**TASK GOAL**
Each line of the records containing "Spanish" is to be copied out and returned.

---------- THE INPUT

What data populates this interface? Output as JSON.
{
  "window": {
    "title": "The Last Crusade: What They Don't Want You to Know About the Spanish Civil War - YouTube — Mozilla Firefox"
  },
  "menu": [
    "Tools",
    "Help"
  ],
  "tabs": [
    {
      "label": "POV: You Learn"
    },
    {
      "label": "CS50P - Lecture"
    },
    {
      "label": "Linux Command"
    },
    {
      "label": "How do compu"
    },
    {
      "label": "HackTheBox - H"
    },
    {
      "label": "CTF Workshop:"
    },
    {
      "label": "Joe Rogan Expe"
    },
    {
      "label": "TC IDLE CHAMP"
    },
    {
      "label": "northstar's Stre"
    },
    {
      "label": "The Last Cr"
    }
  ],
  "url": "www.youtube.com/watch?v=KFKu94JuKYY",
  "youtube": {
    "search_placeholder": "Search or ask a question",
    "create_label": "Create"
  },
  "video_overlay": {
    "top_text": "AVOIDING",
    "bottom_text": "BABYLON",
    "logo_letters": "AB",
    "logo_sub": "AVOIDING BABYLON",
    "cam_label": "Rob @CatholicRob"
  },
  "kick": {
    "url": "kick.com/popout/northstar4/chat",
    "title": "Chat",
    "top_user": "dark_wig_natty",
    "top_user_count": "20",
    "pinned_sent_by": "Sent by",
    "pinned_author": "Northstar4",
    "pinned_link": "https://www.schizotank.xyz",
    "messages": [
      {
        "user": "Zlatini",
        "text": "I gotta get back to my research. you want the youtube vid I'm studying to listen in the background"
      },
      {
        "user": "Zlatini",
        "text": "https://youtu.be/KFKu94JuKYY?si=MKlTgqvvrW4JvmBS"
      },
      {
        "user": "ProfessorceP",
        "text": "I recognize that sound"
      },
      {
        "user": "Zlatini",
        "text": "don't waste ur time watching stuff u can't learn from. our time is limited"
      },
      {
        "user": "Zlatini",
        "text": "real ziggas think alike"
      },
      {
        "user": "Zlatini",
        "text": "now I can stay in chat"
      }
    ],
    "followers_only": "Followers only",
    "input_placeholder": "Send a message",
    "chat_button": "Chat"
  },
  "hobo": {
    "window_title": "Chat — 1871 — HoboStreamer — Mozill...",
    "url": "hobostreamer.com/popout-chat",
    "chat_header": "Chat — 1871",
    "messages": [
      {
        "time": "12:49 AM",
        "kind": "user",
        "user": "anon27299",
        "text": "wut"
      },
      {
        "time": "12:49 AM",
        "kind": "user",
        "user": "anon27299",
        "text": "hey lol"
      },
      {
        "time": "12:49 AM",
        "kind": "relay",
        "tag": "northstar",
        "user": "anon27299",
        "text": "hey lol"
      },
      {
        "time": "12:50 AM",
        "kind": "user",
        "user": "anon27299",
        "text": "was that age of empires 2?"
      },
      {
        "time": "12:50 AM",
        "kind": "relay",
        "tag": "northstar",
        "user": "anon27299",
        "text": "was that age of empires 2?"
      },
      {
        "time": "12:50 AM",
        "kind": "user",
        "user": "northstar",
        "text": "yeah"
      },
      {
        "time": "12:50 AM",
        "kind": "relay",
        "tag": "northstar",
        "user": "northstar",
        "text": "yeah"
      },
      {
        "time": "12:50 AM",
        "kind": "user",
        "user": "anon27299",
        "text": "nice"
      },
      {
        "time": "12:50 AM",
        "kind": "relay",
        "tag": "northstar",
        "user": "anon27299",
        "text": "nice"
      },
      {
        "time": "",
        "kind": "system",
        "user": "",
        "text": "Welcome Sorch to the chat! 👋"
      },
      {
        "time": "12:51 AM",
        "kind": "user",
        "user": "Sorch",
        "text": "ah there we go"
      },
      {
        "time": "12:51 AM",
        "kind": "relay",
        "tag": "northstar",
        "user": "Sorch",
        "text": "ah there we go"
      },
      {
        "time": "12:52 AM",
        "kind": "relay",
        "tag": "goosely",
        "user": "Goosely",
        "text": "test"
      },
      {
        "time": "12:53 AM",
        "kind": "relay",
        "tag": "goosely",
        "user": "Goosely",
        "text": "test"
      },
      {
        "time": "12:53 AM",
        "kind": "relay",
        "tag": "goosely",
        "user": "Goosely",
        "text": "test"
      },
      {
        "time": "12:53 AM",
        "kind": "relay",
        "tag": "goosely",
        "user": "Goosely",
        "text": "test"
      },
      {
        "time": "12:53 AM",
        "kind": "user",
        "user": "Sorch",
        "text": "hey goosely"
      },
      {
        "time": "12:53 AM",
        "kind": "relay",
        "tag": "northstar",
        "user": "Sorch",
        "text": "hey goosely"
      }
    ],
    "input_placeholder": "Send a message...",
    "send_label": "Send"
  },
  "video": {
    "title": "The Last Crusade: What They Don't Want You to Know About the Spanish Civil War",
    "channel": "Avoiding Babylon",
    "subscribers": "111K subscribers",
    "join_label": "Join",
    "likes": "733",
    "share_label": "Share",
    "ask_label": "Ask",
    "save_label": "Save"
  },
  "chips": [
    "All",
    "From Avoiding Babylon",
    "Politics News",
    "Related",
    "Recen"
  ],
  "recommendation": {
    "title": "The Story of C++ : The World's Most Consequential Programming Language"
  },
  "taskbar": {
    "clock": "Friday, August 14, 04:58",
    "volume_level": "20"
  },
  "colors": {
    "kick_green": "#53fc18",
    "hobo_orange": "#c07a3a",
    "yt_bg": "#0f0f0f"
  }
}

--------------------

**RESPONSE**
    "title": "The Last Crusade: What They Don't Want You to Know About the Spanish Civil War - YouTube — Mozilla Firefox"
    "title": "The Last Crusade: What They Don't Want You to Know About the Spanish Civil War",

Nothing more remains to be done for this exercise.